Like many other Polish towns Będzin seems to be gazing nostalgically into the past. What used to be an important commercial centre in one of the largest industrial districts of the tsarist Russia is now an exceedingly run-down and unsightly witness of the decline and fall of the socialist economy. In the days of its prosperity, when the town was at the Western frontiers of the Russian Empire, Będzin had an elegance of a European metropolis. The hustle and bustle of its streets reverberated in several different languages, including Polish, Yiddish, Russian and German.
For many years Będzin had played an important commercial function; it was only during the industrial revolution that the town assumed a new role, that of a steel and coal producer. The Jews in Będzin were in the vanguard of capitalism in the area and soon took possession of the majority of the town’s plants and manufactories. Many of them abandoned their traditional businesses such as trade and took to the production of various goods. In a melting pot like Będzin the ethnic and religious boundaries were of lesser importance. A century ago the most prominent boundary was that of a class. Both social and economic differences were quite visible at the time. Jewish proletariat and craftsmen who occupied the unevenly cobbled streets of the old town area lived in the shadow of the factories whose chimneys and coal pits were in turn developed by the wealthiest members of the local community.

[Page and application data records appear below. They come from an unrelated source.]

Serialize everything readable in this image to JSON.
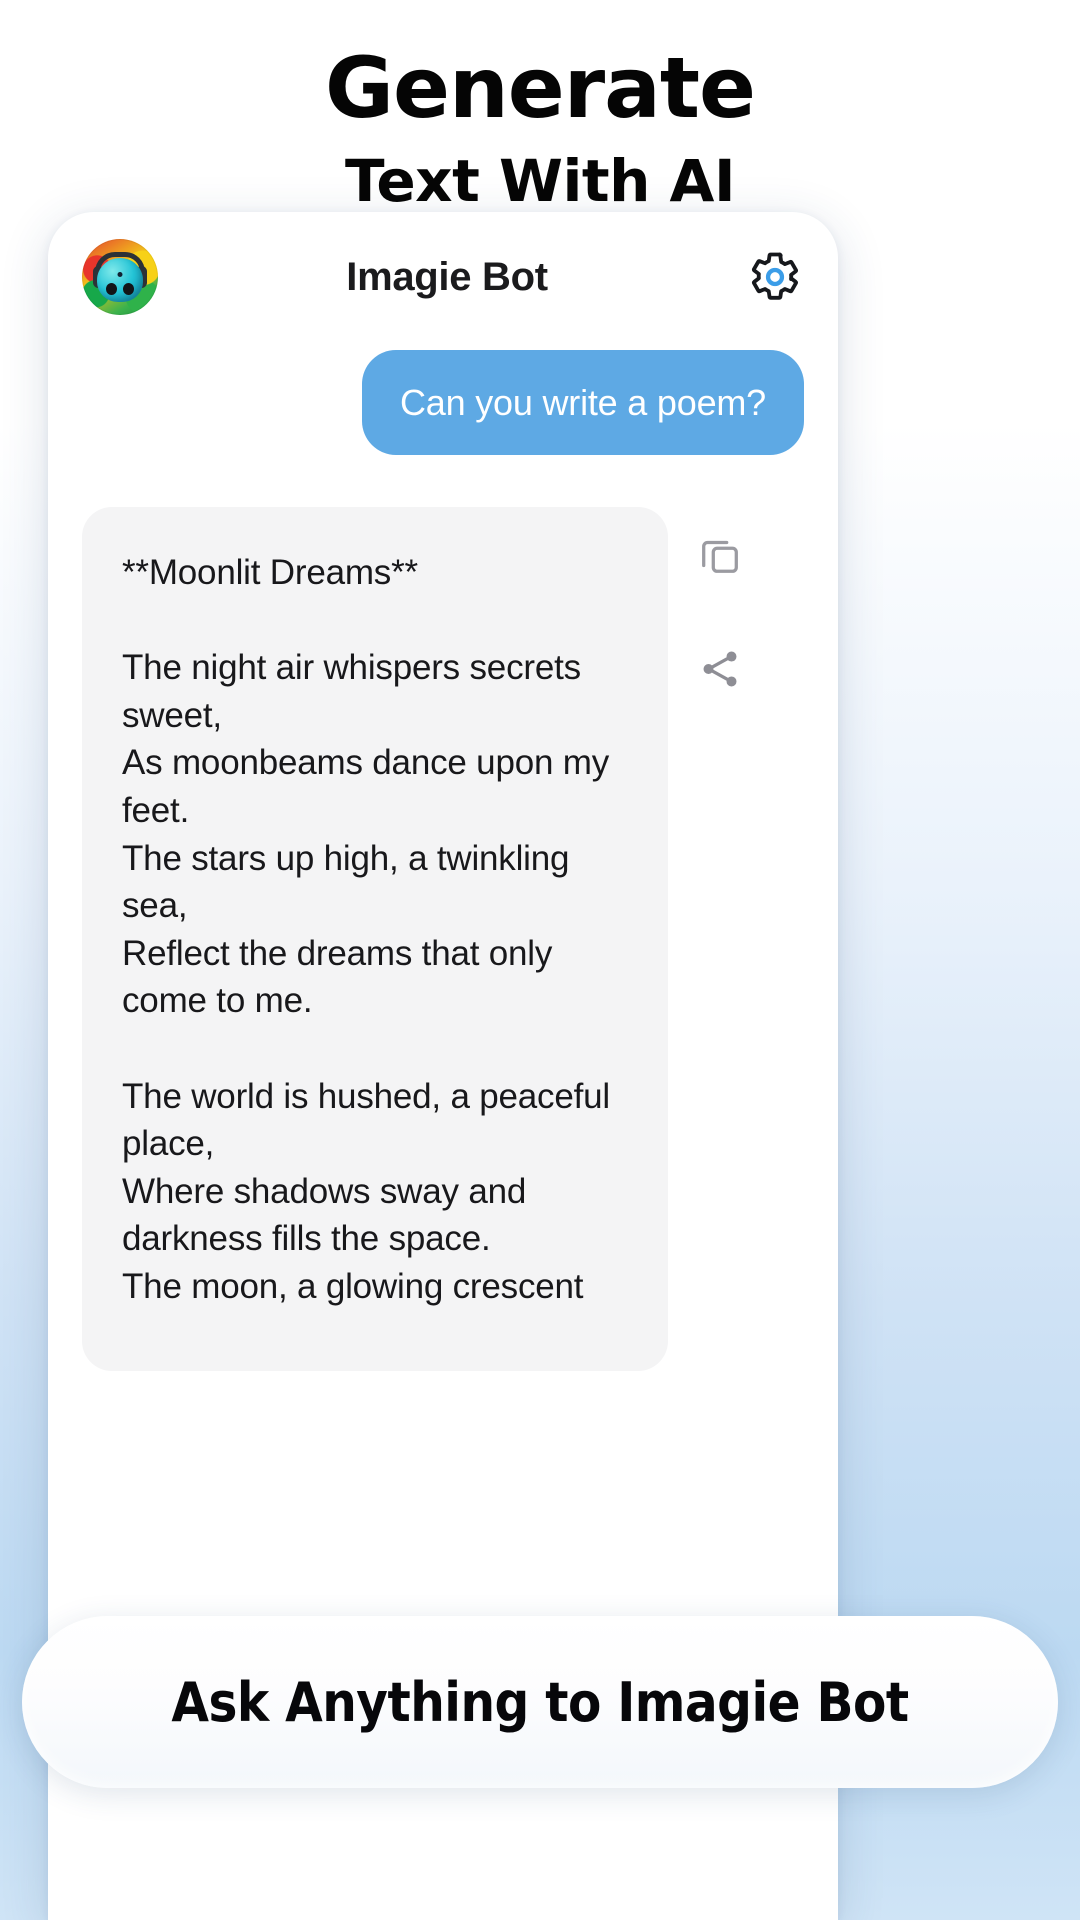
{
  "headline": {
    "line1": "Generate",
    "line2": "Text With AI"
  },
  "phone": {
    "header": {
      "avatar_name": "bot-avatar",
      "title": "Imagie Bot",
      "settings_icon": "gear-icon"
    },
    "messages": [
      {
        "role": "user",
        "text": "Can you write a poem?"
      },
      {
        "role": "assistant",
        "text": "**Moonlit Dreams**\n\nThe night air whispers secrets sweet,\nAs moonbeams dance upon my feet.\nThe stars up high, a twinkling sea,\nReflect the dreams that only come to me.\n\nThe world is hushed, a peaceful place,\nWhere shadows sway and darkness fills the space.\nThe moon, a glowing crescent"
      }
    ],
    "actions": {
      "copy_icon": "copy-icon",
      "share_icon": "share-icon"
    }
  },
  "cta": {
    "label": "Ask Anything to Imagie Bot"
  },
  "colors": {
    "user_bubble": "#5EA9E4",
    "bot_bubble": "#F4F4F5",
    "gear_accent": "#3B9DE8",
    "text_primary": "#18181B",
    "page_bg_top": "#FFFFFF",
    "page_bg_bottom": "#BCD9F2"
  }
}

The tragic end of the old Będzin came in three acts. First, in 1939, when the local synagogue, with a number of Jews praying inside, was burnt. Second, when the Jewish ghetto was established and subsequently liquidated. Third, already after the war, when the beautiful historic centre of the town was ruined by the outrageous decisions of the Polish communist government.
Despite damage and social degradation, Będzin still remains a place where you can easily come across the traces of its splendid past. Jewish monuments in the area include: historic tenement houses, two cemeteries, partially preserved houses of prayer and, last but not least, Sukkah booths, a real rarity hardly to be found anywhere else in Europe.
In the summer of 2011 Paula Moloff and I visited Będzin and the adjacent Sosnowiec (her family had emigrated from the Zagłębie region to the US more than 100 years ago). Thanks to Jeff Cymblar’s book on the local cemetery, we managed to find the grave of Paula’s grandmother, whose Jewish name Paula has inherited.
Our visit to the Zagłębie region had its both sad and happy moments. Among the dilapidated streets and buildings of the town we came across people who care to preserve the old Będzin’s memory. We met two local activists who run an important spot on the cultural map of the town, the Cukerman’s Gate Foundation. These people devoted their time and money to the preservation of the former synagogue, which itself is located in one of Będzin’s quaintest yards. As we were having a walk in the area, we also discovered the former Mizrachi synagogue. Its interior, which for many years had served as storage space for coal, was under conservation works funded by the local municipality.
Despite numerous local initiatives to preserve the old Będzin, it is difficult to predict how much of it will survive to the next generation.
Family names researched: Krajcer, Percyk ( Bedzin, Sosnowiec )